### Exercise directions
If a line in the data has the string "symbol", please show it.

### Listed entries

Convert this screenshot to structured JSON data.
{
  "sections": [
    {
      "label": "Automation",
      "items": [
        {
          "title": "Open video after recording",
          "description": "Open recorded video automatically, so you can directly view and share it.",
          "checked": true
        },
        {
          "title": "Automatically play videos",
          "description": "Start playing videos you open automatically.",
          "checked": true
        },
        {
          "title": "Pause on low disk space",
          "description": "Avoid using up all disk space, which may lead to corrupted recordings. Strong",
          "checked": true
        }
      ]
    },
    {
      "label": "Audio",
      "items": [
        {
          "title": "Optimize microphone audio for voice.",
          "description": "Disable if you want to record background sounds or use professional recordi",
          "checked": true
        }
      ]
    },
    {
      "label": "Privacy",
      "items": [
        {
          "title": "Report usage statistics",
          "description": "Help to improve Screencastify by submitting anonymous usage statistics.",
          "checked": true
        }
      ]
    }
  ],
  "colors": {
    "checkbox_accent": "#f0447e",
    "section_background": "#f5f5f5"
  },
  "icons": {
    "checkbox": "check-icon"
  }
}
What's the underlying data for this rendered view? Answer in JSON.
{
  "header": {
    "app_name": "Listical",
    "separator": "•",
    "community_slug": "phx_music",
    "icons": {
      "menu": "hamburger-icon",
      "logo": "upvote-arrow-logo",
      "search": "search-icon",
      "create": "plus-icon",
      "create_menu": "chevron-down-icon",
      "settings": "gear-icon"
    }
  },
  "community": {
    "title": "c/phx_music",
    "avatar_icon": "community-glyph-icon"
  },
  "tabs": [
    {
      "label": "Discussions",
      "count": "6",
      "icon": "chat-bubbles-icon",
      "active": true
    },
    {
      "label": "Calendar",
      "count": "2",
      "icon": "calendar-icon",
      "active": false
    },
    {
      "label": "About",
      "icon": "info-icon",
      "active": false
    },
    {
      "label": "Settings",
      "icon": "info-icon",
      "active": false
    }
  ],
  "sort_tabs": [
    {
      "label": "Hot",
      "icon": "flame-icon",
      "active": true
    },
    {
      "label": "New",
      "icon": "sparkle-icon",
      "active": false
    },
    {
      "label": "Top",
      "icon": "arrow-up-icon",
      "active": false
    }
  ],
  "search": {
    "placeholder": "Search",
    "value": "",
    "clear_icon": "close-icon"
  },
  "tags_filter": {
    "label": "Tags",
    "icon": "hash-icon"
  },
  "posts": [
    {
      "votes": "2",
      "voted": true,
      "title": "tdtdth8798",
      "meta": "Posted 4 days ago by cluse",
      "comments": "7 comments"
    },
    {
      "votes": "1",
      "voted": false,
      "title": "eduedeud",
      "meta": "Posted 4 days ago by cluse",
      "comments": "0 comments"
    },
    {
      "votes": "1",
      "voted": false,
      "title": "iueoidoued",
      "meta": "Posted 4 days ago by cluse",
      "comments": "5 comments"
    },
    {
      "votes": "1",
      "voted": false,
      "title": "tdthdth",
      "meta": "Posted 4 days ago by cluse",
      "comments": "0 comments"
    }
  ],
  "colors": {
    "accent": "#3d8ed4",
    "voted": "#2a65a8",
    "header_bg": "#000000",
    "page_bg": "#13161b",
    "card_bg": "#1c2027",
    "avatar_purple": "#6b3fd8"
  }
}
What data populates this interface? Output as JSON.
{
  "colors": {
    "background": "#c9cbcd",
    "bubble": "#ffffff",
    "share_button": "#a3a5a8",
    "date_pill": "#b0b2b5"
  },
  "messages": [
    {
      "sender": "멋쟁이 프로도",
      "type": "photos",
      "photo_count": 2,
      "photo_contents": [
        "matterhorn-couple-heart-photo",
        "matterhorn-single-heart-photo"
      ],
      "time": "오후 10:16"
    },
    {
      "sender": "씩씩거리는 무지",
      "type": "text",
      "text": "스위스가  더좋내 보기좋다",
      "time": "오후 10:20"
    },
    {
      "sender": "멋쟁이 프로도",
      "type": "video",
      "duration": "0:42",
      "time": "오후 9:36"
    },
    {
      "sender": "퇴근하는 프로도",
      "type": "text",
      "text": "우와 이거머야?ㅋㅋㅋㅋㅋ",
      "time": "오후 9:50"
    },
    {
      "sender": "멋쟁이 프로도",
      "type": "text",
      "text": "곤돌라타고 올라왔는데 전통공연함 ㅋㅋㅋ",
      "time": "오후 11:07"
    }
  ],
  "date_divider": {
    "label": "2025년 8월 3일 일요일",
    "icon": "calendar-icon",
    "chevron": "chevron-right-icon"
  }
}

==

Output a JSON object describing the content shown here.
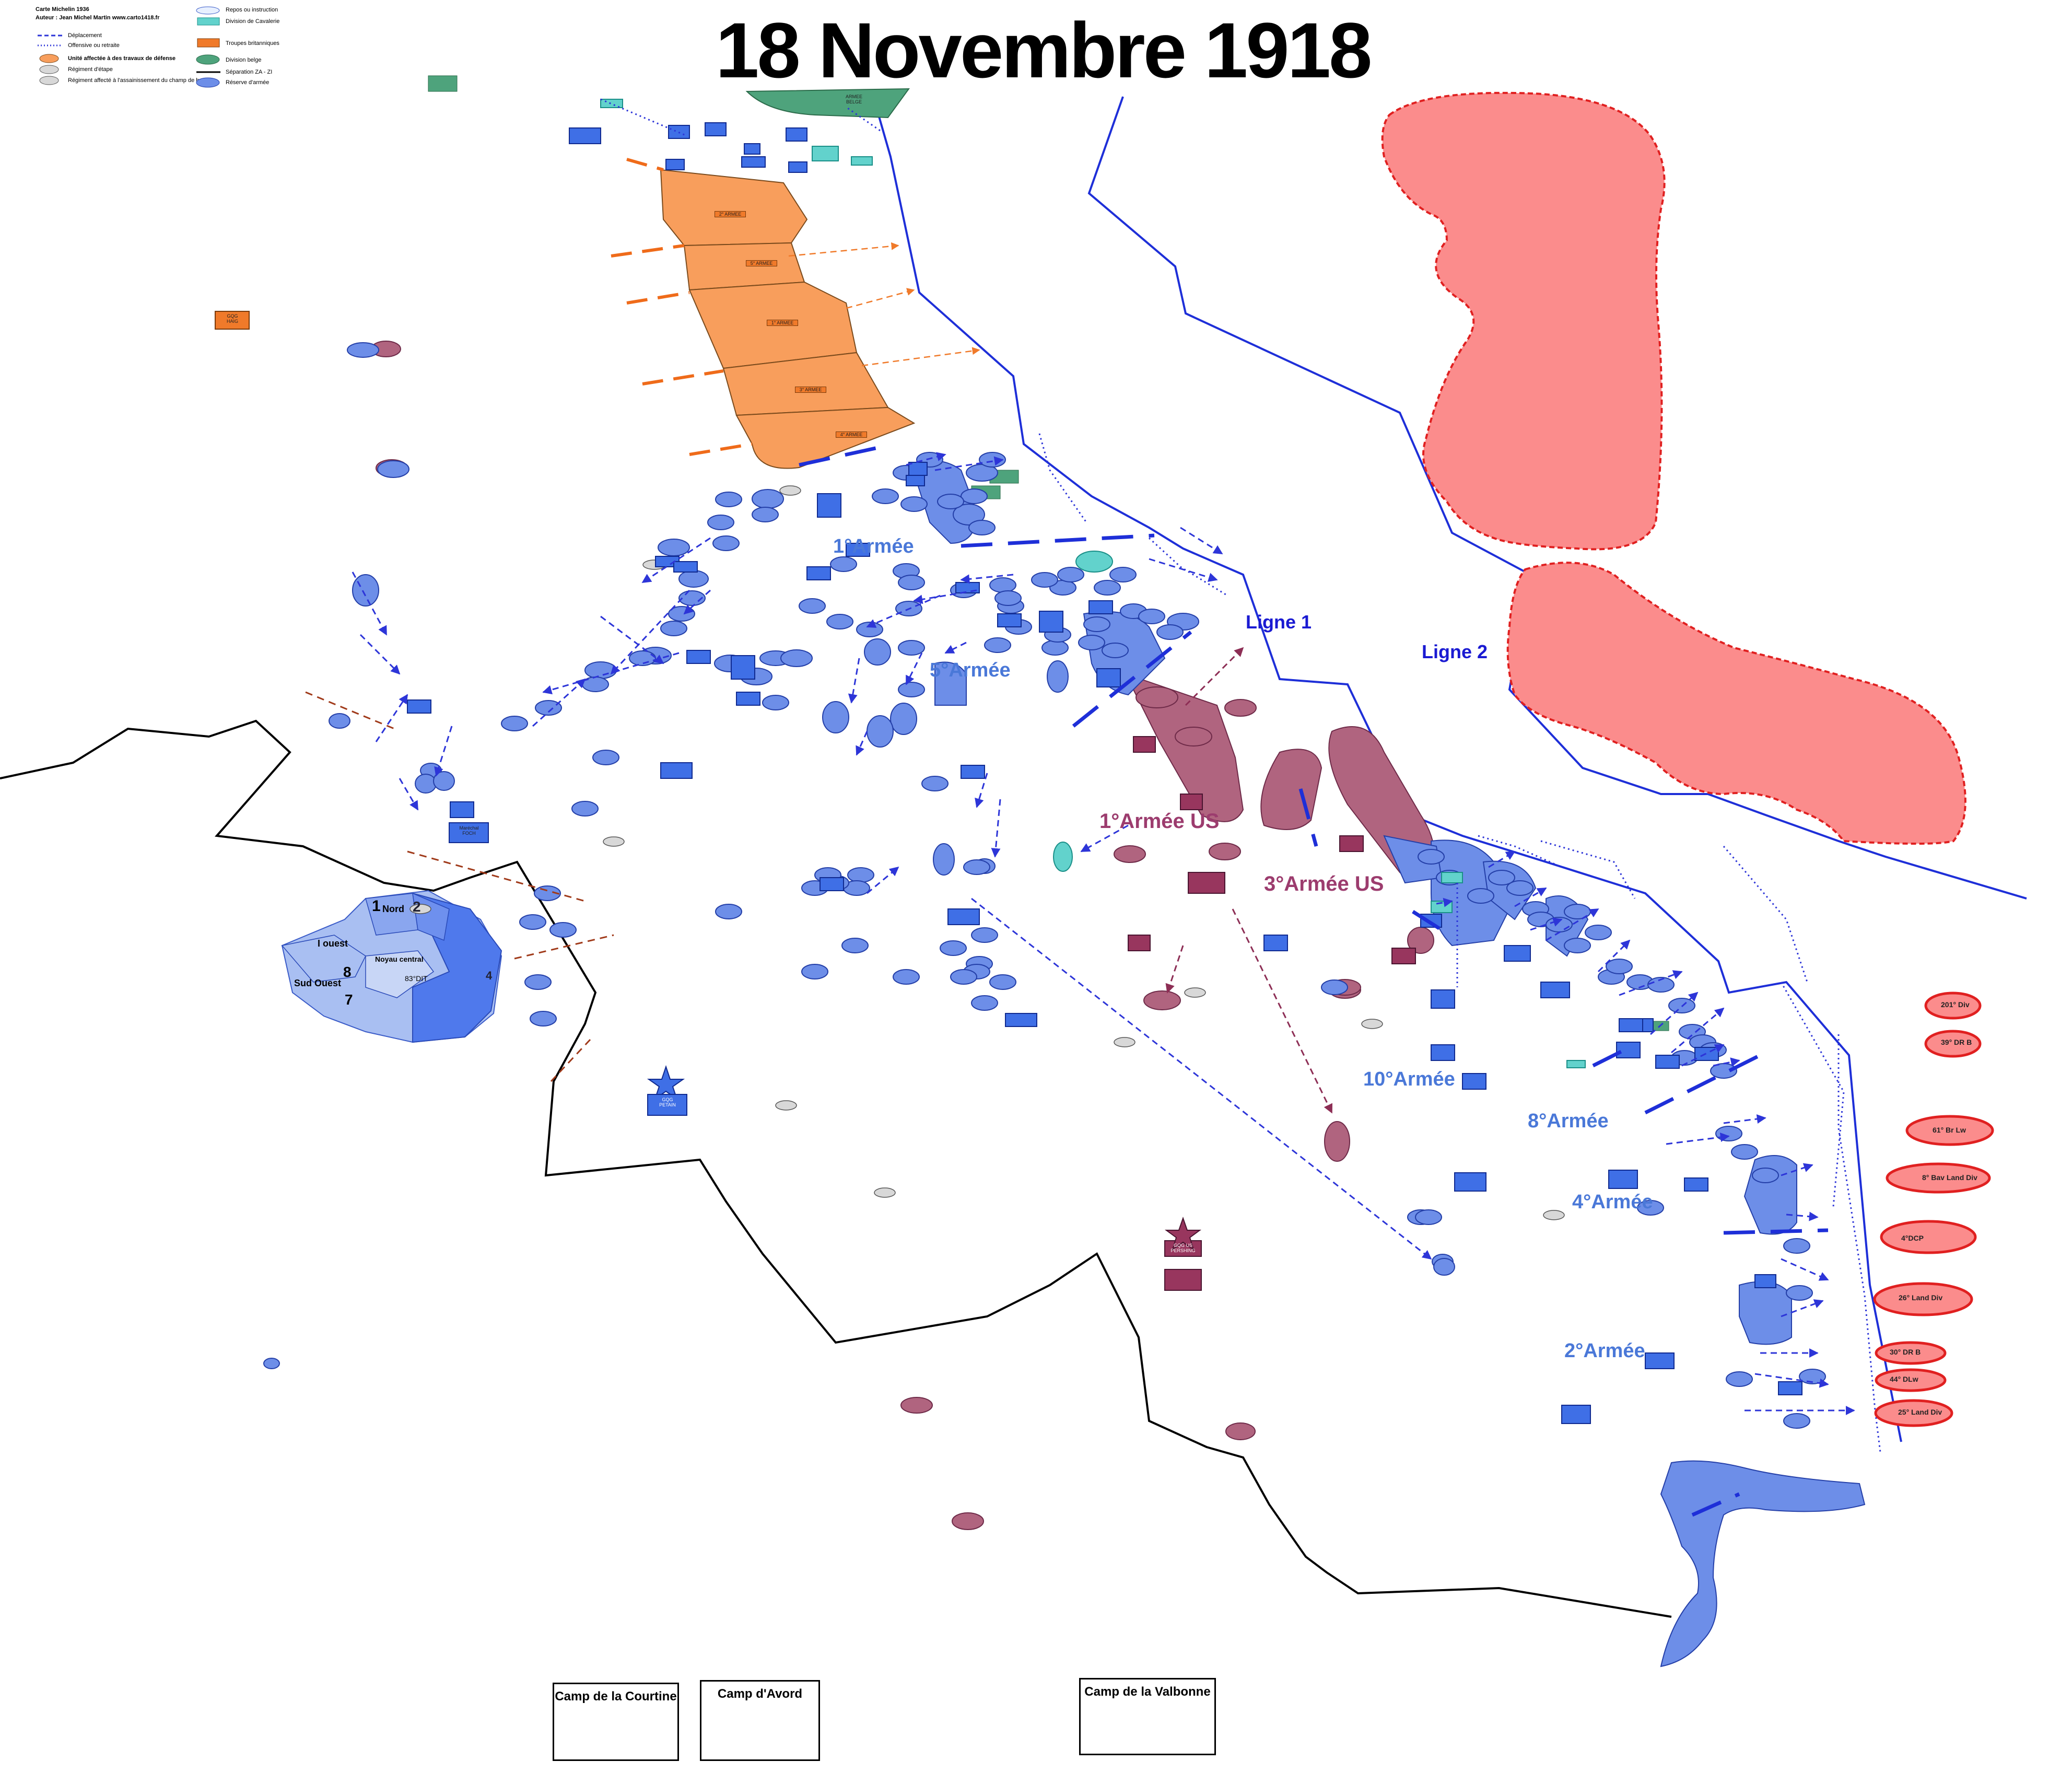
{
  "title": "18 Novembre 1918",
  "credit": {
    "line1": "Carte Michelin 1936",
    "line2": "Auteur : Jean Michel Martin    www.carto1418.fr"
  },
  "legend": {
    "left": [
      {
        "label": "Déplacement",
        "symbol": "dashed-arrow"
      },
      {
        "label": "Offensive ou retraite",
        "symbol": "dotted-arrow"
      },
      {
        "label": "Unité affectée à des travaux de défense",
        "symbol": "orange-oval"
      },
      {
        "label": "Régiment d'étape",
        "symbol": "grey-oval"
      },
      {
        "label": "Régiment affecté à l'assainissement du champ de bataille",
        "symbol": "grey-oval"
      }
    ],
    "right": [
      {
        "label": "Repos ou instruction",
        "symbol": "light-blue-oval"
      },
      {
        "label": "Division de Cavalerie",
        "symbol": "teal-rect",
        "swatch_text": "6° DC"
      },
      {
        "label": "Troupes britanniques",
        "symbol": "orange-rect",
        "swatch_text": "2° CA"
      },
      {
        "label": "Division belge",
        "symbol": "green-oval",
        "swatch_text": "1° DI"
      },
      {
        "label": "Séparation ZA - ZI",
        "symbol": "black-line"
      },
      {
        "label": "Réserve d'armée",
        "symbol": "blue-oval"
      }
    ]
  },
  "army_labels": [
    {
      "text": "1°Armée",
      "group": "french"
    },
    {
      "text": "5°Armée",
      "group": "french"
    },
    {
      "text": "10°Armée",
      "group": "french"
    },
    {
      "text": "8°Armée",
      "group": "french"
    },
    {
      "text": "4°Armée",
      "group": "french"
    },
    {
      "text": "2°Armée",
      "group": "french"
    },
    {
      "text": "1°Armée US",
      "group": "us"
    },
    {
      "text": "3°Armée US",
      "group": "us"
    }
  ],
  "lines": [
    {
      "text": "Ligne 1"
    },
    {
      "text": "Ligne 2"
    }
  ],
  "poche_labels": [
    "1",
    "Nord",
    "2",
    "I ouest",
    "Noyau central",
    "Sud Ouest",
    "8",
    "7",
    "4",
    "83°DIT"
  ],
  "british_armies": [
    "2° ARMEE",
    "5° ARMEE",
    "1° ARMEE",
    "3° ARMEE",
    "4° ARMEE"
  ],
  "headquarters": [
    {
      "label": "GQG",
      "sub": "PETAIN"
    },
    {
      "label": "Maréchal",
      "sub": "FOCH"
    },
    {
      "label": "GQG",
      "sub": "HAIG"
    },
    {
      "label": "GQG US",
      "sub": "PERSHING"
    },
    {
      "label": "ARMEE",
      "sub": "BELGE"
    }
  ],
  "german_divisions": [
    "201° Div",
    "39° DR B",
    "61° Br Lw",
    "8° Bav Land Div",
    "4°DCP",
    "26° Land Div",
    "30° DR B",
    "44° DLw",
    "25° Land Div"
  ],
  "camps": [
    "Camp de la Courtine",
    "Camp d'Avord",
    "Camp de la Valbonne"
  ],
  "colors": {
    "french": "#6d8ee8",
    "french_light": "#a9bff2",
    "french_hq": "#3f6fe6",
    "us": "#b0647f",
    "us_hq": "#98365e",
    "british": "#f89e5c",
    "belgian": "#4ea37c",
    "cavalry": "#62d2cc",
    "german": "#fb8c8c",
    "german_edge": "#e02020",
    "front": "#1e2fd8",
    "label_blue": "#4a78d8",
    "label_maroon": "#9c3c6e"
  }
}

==

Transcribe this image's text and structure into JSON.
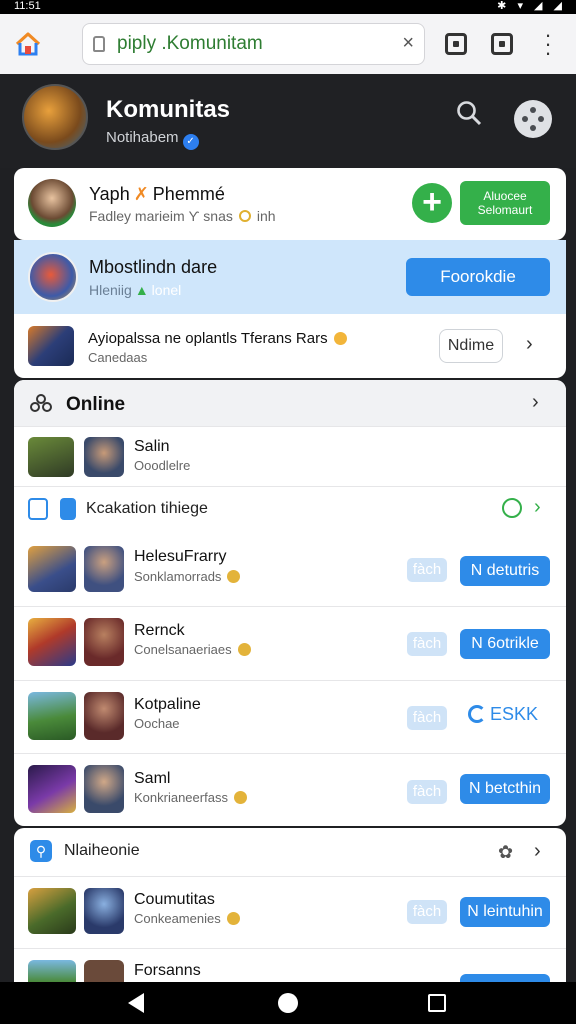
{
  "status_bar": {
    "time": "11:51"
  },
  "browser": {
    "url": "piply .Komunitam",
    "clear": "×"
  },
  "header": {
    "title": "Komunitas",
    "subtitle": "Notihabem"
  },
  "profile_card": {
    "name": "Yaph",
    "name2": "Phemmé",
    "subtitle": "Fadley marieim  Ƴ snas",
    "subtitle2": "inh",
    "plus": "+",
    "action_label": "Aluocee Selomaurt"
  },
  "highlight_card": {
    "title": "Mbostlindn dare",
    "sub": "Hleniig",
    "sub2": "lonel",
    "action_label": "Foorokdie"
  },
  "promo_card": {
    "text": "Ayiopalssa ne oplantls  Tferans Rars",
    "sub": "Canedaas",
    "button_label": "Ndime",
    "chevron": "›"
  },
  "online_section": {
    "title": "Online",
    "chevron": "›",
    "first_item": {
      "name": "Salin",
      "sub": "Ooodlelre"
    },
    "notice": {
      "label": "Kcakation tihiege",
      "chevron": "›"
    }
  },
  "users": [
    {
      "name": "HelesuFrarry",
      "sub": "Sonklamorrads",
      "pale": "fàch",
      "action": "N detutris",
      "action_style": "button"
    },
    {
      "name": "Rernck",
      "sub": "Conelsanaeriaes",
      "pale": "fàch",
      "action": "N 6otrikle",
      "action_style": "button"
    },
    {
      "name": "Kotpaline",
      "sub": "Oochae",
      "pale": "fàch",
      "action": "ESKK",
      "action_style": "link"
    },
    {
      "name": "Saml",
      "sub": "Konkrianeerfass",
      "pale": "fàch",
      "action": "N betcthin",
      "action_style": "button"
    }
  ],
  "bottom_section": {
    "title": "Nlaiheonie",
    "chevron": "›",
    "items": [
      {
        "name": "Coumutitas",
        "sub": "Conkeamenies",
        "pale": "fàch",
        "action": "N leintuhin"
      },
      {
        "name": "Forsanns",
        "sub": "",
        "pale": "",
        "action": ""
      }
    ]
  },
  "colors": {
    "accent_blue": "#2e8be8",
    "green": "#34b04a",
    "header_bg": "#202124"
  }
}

### Reply
        "symbol": "dashed-arrow"
        "symbol": "dotted-arrow"
        "symbol": "orange-oval"
        "symbol": "grey-oval"
        "symbol": "grey-oval"
        "symbol": "light-blue-oval"
        "symbol": "teal-rect",
        "symbol": "orange-rect",
        "symbol": "green-oval",
        "symbol": "black-line"
        "symbol": "blue-oval"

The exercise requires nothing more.